I turn 38 today. Happy Birthday to me.

Instead of getting egg on my face today, I'll think try cake instead.


Much better.

I'll be in Columbia this afternoon at the Underground Utilities Coordination Legislative Task Force gathering. We'll be meeting at the AT&T building on Huger Street at 1pm. If these kinds of issues excite you, then please come and join us.

Using E-Verify

These days, workplace immigration issues are no laughing matter. Working in the construction industry and being responsible for the hiring of workers, I know this better than most people.

I do the hiring processing for new hires, which includes checking their eligibility for employment using the E-Verify system. While the proper scrutiny of the identification documents which are required by the I-9 form should be enough, thanks to a lot of unscrupulous employers, it's not enough.

The E-Verify system is a good way to make sure a new hire is who they say they are.
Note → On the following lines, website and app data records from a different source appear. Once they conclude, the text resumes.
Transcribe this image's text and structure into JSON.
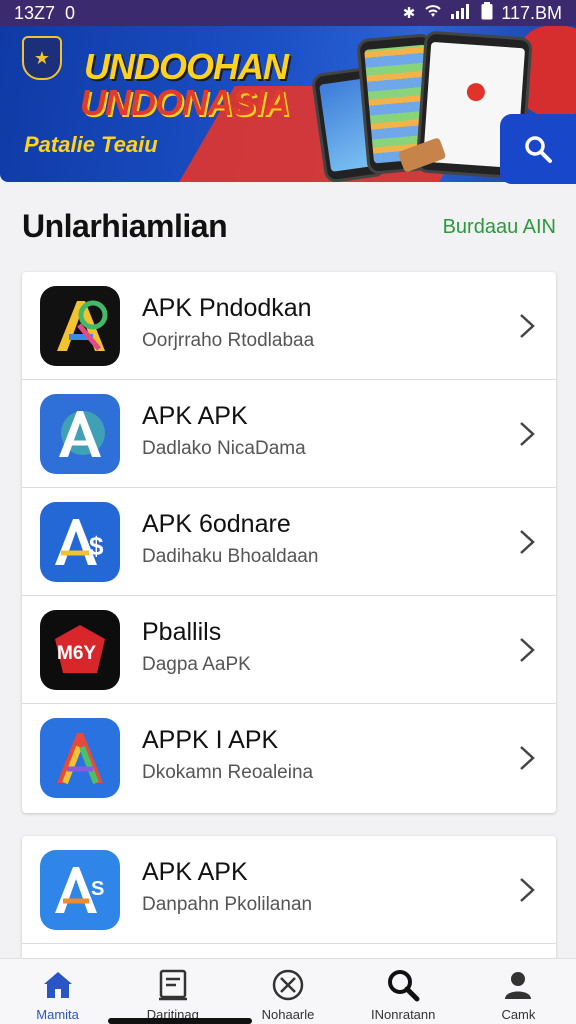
{
  "status_bar": {
    "time": "13Z7",
    "notif": "0",
    "right": "117.BM"
  },
  "banner": {
    "line1": "UNDOOHAN",
    "line2": "UNDONASIA",
    "subtitle": "Patalie Teaiu"
  },
  "section": {
    "title": "Unlarhiamlian",
    "link": "Burdaau AIN"
  },
  "apps": [
    {
      "title": "APK Pndodkan",
      "subtitle": "Oorjrraho Rtodlabaa",
      "icon": "gradient-a-icon",
      "bg": "#111111"
    },
    {
      "title": "APK APK",
      "subtitle": "Dadlako NicaDama",
      "icon": "blue-a-icon",
      "bg": "#2f6fd8"
    },
    {
      "title": "APK 6odnare",
      "subtitle": "Dadihaku Bhoaldaan",
      "icon": "blue-a-dollar-icon",
      "bg": "#2468d6"
    },
    {
      "title": "Pballils",
      "subtitle": "Dagpa AaPK",
      "icon": "m6y-icon",
      "bg": "#0d0d0d"
    },
    {
      "title": "APPK I APK",
      "subtitle": "Dkokamn Reoaleina",
      "icon": "rainbow-a-icon",
      "bg": "#2a72e0"
    }
  ],
  "apps2": [
    {
      "title": "APK APK",
      "subtitle": "Danpahn Pkolilanan",
      "icon": "blue-a-s-icon",
      "bg": "#2f86e8"
    }
  ],
  "nav": [
    {
      "label": "Mamita",
      "icon": "home-icon",
      "active": true
    },
    {
      "label": "Daritinag",
      "icon": "document-icon",
      "active": false
    },
    {
      "label": "Nohaarle",
      "icon": "circle-x-icon",
      "active": false
    },
    {
      "label": "INonratann",
      "icon": "search-icon",
      "active": false
    },
    {
      "label": "Camk",
      "icon": "profile-icon",
      "active": false
    }
  ],
  "colors": {
    "accent": "#2a56c4",
    "status_bar": "#3b2a6e",
    "link_green": "#2a9a3a",
    "banner_blue": "#1b4fc4"
  }
}
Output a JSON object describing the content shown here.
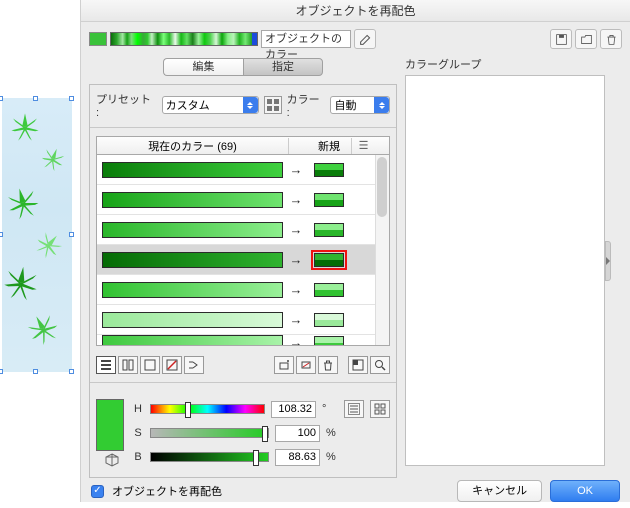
{
  "dialog": {
    "title": "オブジェクトを再配色",
    "object_color_label": "オブジェクトのカラー",
    "tabs": {
      "edit": "編集",
      "assign": "指定"
    },
    "preset_label": "プリセット :",
    "preset_value": "カスタム",
    "color_label": "カラー :",
    "color_mode_value": "自動",
    "table": {
      "current_header": "現在のカラー (69)",
      "new_header": "新規",
      "rows": [
        {
          "bar_from": "#0a7d0a",
          "bar_to": "#3fd13f",
          "chip": "#2ab52a",
          "selected": false
        },
        {
          "bar_from": "#17a317",
          "bar_to": "#6fe46f",
          "chip": "#44c544",
          "selected": false
        },
        {
          "bar_from": "#29b629",
          "bar_to": "#8cee8c",
          "chip": "#5fd55f",
          "selected": false
        },
        {
          "bar_from": "#056b05",
          "bar_to": "#2fb32f",
          "chip": "#1d991d",
          "selected": true
        },
        {
          "bar_from": "#31c231",
          "bar_to": "#9af09a",
          "chip": "#68db68",
          "selected": false
        },
        {
          "bar_from": "#9ae99a",
          "bar_to": "#d9f9d9",
          "chip": "#b9f0b9",
          "selected": false
        },
        {
          "bar_from": "#3ec93e",
          "bar_to": "#a9f3a9",
          "chip": "#76e076",
          "selected": false
        }
      ]
    },
    "hsb": {
      "h_label": "H",
      "s_label": "S",
      "b_label": "B",
      "h_value": "108.32",
      "s_value": "100",
      "b_value": "88.63",
      "deg": "°",
      "pct": "%"
    },
    "color_groups_label": "カラーグループ",
    "recolor_checkbox_label": "オブジェクトを再配色",
    "cancel": "キャンセル",
    "ok": "OK"
  },
  "icons": {
    "pencil": "pencil",
    "disk": "disk",
    "folder": "folder",
    "trash": "trash",
    "grid": "grid",
    "menu": "menu",
    "magnify": "magnify",
    "sliders": "sliders"
  }
}
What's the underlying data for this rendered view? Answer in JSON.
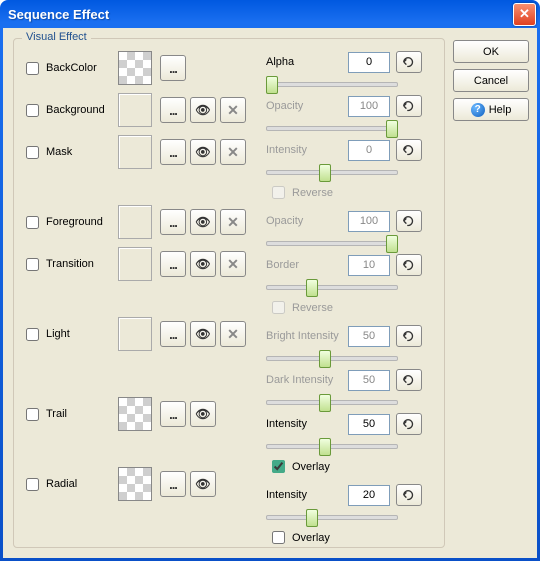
{
  "window": {
    "title": "Sequence Effect",
    "group_label": "Visual Effect"
  },
  "buttons": {
    "ok": "OK",
    "cancel": "Cancel",
    "help": "Help"
  },
  "effects": {
    "backcolor": {
      "label": "BackColor"
    },
    "background": {
      "label": "Background"
    },
    "mask": {
      "label": "Mask"
    },
    "foreground": {
      "label": "Foreground"
    },
    "transition": {
      "label": "Transition"
    },
    "light": {
      "label": "Light"
    },
    "trail": {
      "label": "Trail"
    },
    "radial": {
      "label": "Radial"
    }
  },
  "params": {
    "alpha": {
      "label": "Alpha",
      "value": "0",
      "pos_pct": 0
    },
    "bg_opacity": {
      "label": "Opacity",
      "value": "100",
      "pos_pct": 100
    },
    "mask_intensity": {
      "label": "Intensity",
      "value": "0",
      "pos_pct": 40
    },
    "mask_reverse": {
      "label": "Reverse",
      "checked": false
    },
    "fg_opacity": {
      "label": "Opacity",
      "value": "100",
      "pos_pct": 100
    },
    "border": {
      "label": "Border",
      "value": "10",
      "pos_pct": 30
    },
    "tr_reverse": {
      "label": "Reverse",
      "checked": false
    },
    "bright": {
      "label": "Bright Intensity",
      "value": "50",
      "pos_pct": 40
    },
    "dark": {
      "label": "Dark Intensity",
      "value": "50",
      "pos_pct": 40
    },
    "trail_intensity": {
      "label": "Intensity",
      "value": "50",
      "pos_pct": 40
    },
    "trail_overlay": {
      "label": "Overlay",
      "checked": true
    },
    "radial_intensity": {
      "label": "Intensity",
      "value": "20",
      "pos_pct": 30
    },
    "radial_overlay": {
      "label": "Overlay",
      "checked": false
    }
  }
}
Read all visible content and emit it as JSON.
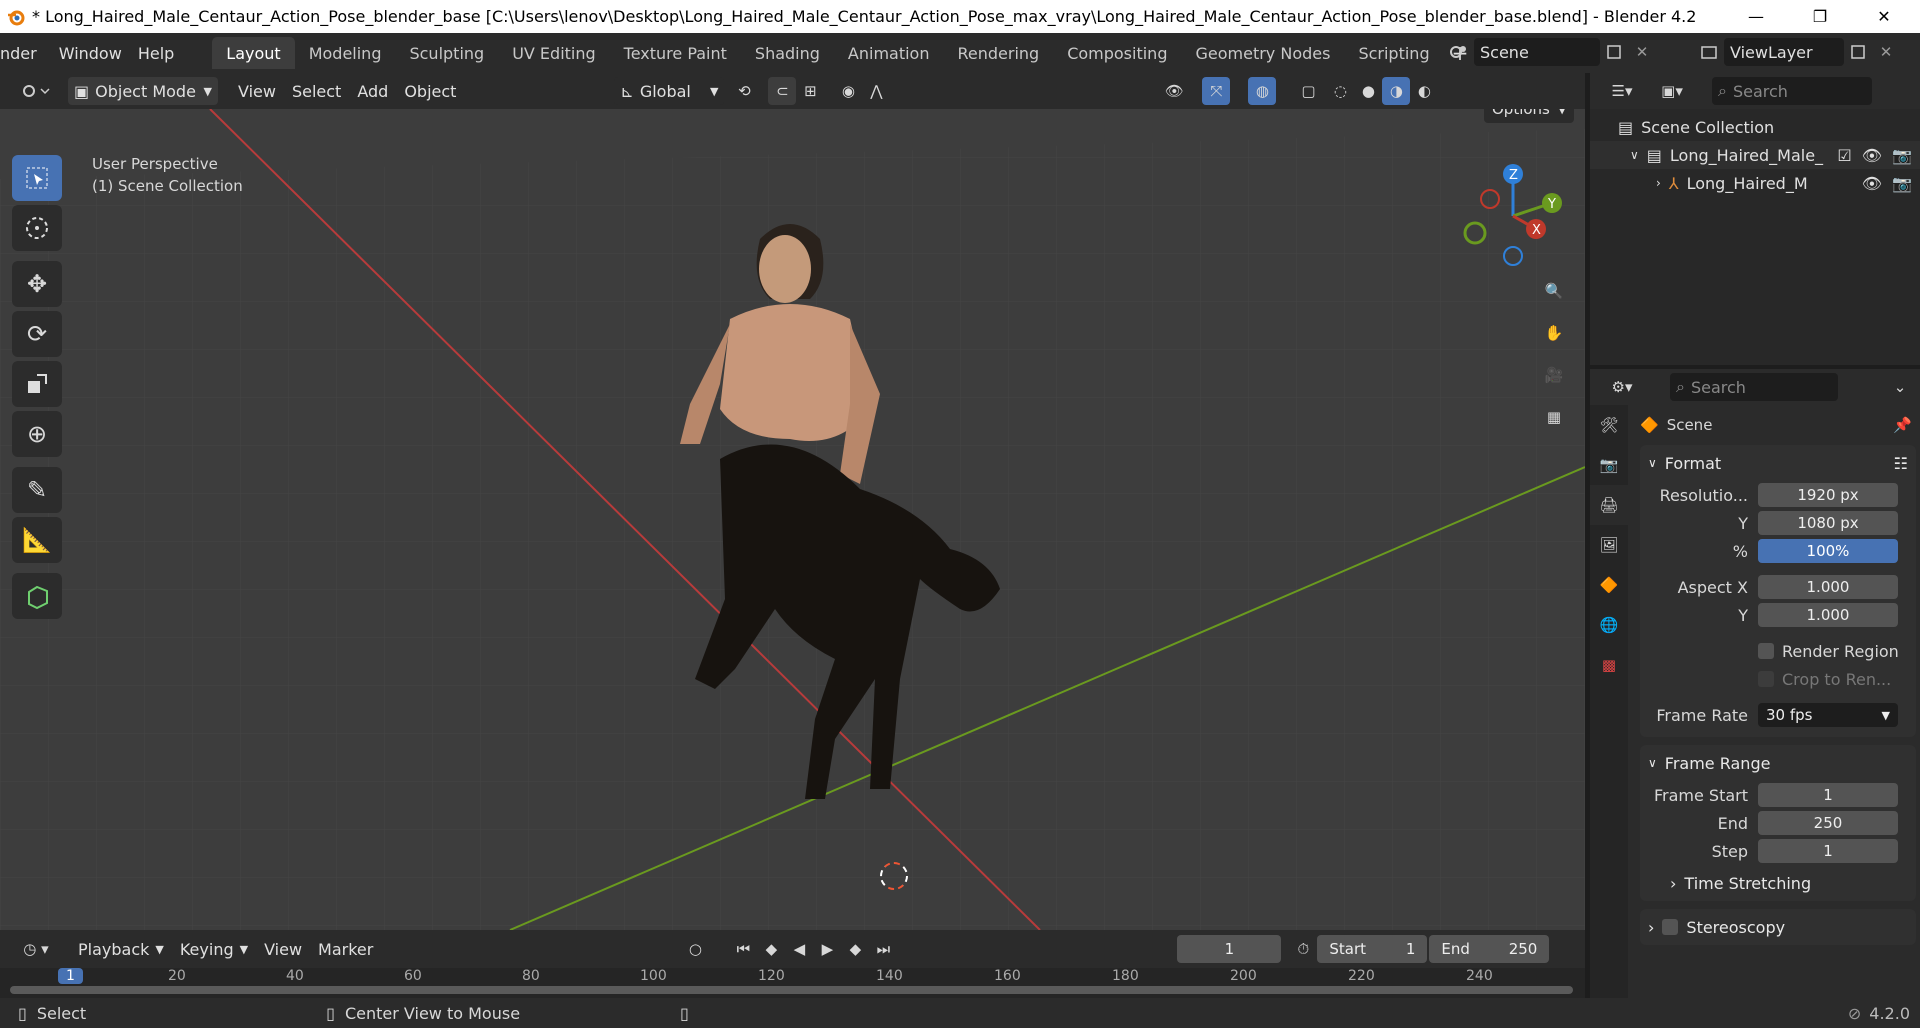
{
  "title_bar": {
    "title": "* Long_Haired_Male_Centaur_Action_Pose_blender_base [C:\\Users\\lenov\\Desktop\\Long_Haired_Male_Centaur_Action_Pose_max_vray\\Long_Haired_Male_Centaur_Action_Pose_blender_base.blend] - Blender 4.2",
    "minimize": "—",
    "maximize": "❐",
    "close": "✕"
  },
  "menu": {
    "items": [
      "nder",
      "Window",
      "Help"
    ],
    "workspaces": [
      "Layout",
      "Modeling",
      "Sculpting",
      "UV Editing",
      "Texture Paint",
      "Shading",
      "Animation",
      "Rendering",
      "Compositing",
      "Geometry Nodes",
      "Scripting"
    ],
    "add_workspace": "+",
    "scene_name": "Scene",
    "view_layer": "ViewLayer"
  },
  "viewport_header": {
    "mode": "Object Mode",
    "menus": [
      "View",
      "Select",
      "Add",
      "Object"
    ],
    "orientation": "Global",
    "options": "Options"
  },
  "viewport": {
    "overlay_line1": "User Perspective",
    "overlay_line2": "(1) Scene Collection",
    "gizmo": {
      "z": "Z",
      "y": "Y",
      "x": "X"
    }
  },
  "outliner": {
    "search_placeholder": "Search",
    "root": "Scene Collection",
    "rows": [
      {
        "label": "Long_Haired_Male_"
      },
      {
        "label": "Long_Haired_M"
      }
    ]
  },
  "properties": {
    "search_placeholder": "Search",
    "context": "Scene",
    "format": {
      "title": "Format",
      "resolution_x_label": "Resolutio...",
      "resolution_x": "1920 px",
      "resolution_y_label": "Y",
      "resolution_y": "1080 px",
      "percent_label": "%",
      "percent": "100%",
      "aspect_x_label": "Aspect X",
      "aspect_x": "1.000",
      "aspect_y_label": "Y",
      "aspect_y": "1.000",
      "render_region": "Render Region",
      "crop": "Crop to Ren...",
      "frame_rate_label": "Frame Rate",
      "frame_rate": "30 fps"
    },
    "frame_range": {
      "title": "Frame Range",
      "start_label": "Frame Start",
      "start": "1",
      "end_label": "End",
      "end": "250",
      "step_label": "Step",
      "step": "1"
    },
    "time_stretching": "Time Stretching",
    "stereoscopy": "Stereoscopy"
  },
  "timeline": {
    "menus": [
      "Playback",
      "Keying",
      "View",
      "Marker"
    ],
    "current_frame": "1",
    "start_label": "Start",
    "start": "1",
    "end_label": "End",
    "end": "250",
    "ticks": [
      "1",
      "20",
      "40",
      "60",
      "80",
      "100",
      "120",
      "140",
      "160",
      "180",
      "200",
      "220",
      "240"
    ]
  },
  "status_bar": {
    "select": "Select",
    "center_view": "Center View to Mouse",
    "version": "4.2.0"
  },
  "colors": {
    "accent": "#4772b3",
    "x_axis": "#c0392b",
    "y_axis": "#6a9a1f",
    "z_axis": "#2f80d9"
  }
}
If they're not U.S. citizens and are presenting work visas, images of their documents are kept in the E-Verify database displayed on the screen for comparison to the documents which the new hire has presented - if it's not a perfect match, then you may be required to send them to the local USCIS office to clarify the issue, or release them from employment.

For most employers, the use of the system is voluntary, but in states such as South Carolina, which are mandating screening, E-Verify is something that you either are using, or may soon be getting accustomed to. If you're a federal contractor, there is a pending Executive Order which will soon mandate its use.

A word of caution - current employees or prospective employees cannot be screened, only new hires. Anyone using this to weed out their current workforce or screen applicants risks getting in trouble.

I use it regularly to screen new hires. Take my word - it's fast, easy to use, and protects your company from civil and CRIMINAL (yes, they prosecute these days) liability. A bonus for employers is that when using E-Verify, they can't be held liable for a wrongful hire that was authorized when using the E-Verify system.

Anyone who has any questions about using E-Verify is welcome to email me.